▸ Work task
Work through the material below and tally the lines holding "value"; only the tally should be returned.

▸ Material supplied

▼

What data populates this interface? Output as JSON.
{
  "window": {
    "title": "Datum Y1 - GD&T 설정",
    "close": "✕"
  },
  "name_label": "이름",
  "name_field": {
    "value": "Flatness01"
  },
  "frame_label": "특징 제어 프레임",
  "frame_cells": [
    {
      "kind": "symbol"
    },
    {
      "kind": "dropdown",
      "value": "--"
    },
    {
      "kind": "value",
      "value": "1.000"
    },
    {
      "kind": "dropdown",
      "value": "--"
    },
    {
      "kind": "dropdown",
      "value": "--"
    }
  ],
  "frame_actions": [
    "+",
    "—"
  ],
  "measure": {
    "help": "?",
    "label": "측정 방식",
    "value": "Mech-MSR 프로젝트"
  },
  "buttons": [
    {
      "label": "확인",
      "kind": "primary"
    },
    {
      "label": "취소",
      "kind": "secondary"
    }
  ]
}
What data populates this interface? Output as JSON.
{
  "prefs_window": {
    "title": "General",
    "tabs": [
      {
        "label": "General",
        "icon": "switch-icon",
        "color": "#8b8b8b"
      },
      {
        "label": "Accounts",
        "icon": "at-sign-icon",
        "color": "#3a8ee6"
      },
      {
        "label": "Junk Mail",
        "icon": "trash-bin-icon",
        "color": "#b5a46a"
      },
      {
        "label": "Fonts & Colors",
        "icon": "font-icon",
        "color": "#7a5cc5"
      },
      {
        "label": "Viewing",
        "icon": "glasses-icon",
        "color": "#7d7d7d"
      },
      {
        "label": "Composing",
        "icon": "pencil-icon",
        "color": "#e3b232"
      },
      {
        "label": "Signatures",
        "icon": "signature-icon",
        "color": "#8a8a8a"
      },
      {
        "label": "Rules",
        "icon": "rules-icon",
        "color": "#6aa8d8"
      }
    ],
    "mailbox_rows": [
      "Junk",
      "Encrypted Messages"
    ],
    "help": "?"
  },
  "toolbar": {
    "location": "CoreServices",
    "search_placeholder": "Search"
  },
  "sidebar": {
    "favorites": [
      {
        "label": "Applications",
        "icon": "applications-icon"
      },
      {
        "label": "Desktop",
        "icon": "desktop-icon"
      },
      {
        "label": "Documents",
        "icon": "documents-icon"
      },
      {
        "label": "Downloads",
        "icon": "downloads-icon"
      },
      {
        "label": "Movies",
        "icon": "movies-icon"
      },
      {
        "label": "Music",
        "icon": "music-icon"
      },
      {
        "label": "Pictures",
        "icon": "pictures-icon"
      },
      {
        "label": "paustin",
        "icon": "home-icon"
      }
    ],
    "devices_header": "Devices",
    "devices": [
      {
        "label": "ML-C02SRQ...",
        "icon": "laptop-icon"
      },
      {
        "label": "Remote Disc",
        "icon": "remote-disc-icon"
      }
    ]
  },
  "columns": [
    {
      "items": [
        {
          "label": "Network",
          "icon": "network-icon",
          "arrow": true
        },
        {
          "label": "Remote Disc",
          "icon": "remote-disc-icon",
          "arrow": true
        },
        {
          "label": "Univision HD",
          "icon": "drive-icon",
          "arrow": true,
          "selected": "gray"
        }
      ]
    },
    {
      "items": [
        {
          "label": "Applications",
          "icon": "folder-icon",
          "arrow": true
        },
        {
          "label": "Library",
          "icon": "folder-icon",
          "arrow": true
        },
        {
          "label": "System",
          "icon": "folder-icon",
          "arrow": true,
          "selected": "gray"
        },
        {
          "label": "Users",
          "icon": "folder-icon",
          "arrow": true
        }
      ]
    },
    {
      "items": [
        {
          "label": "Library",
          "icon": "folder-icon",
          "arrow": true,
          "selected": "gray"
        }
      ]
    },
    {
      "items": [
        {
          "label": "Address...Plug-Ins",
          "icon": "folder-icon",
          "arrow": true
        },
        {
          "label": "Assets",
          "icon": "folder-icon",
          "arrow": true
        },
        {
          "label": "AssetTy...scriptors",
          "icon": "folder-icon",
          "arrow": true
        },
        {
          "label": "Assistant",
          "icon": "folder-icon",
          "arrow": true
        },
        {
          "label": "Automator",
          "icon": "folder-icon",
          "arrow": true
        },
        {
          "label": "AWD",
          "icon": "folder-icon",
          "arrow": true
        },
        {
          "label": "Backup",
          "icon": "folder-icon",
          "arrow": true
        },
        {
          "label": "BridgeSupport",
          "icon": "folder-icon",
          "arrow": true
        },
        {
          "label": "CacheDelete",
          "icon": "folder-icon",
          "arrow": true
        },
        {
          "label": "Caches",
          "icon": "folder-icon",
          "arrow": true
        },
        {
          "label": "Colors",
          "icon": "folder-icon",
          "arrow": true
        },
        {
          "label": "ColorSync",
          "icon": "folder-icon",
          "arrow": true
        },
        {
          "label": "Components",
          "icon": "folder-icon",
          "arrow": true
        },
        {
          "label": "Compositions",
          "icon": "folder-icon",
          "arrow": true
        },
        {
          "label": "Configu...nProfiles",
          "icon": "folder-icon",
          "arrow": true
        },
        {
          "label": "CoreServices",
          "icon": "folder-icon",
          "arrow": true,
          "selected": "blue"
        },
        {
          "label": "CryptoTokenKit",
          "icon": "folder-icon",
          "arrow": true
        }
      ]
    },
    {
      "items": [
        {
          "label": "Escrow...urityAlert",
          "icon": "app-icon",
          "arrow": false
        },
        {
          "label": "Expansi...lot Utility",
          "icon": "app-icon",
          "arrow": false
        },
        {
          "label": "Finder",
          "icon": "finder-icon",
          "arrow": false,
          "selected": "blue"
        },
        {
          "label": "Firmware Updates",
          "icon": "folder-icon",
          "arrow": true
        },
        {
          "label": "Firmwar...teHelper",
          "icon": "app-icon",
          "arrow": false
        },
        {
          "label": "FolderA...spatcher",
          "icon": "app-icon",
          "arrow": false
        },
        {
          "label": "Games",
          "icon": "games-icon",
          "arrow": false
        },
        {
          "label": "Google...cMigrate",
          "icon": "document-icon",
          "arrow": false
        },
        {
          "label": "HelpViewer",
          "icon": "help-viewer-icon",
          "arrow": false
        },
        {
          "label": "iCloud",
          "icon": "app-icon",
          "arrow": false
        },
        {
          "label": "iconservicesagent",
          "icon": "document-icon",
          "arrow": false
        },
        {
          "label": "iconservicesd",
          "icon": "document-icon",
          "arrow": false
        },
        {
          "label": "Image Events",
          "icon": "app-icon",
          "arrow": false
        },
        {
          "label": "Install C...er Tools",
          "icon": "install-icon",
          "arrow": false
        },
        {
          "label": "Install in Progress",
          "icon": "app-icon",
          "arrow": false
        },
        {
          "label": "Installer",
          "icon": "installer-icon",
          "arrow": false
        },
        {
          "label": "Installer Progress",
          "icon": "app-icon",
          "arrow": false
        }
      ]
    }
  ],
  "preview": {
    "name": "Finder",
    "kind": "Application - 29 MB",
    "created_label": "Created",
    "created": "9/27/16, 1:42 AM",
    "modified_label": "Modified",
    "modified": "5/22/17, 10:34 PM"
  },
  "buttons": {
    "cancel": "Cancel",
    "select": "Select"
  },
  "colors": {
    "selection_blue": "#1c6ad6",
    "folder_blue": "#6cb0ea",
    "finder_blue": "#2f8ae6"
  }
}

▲

▸ Output for this task
7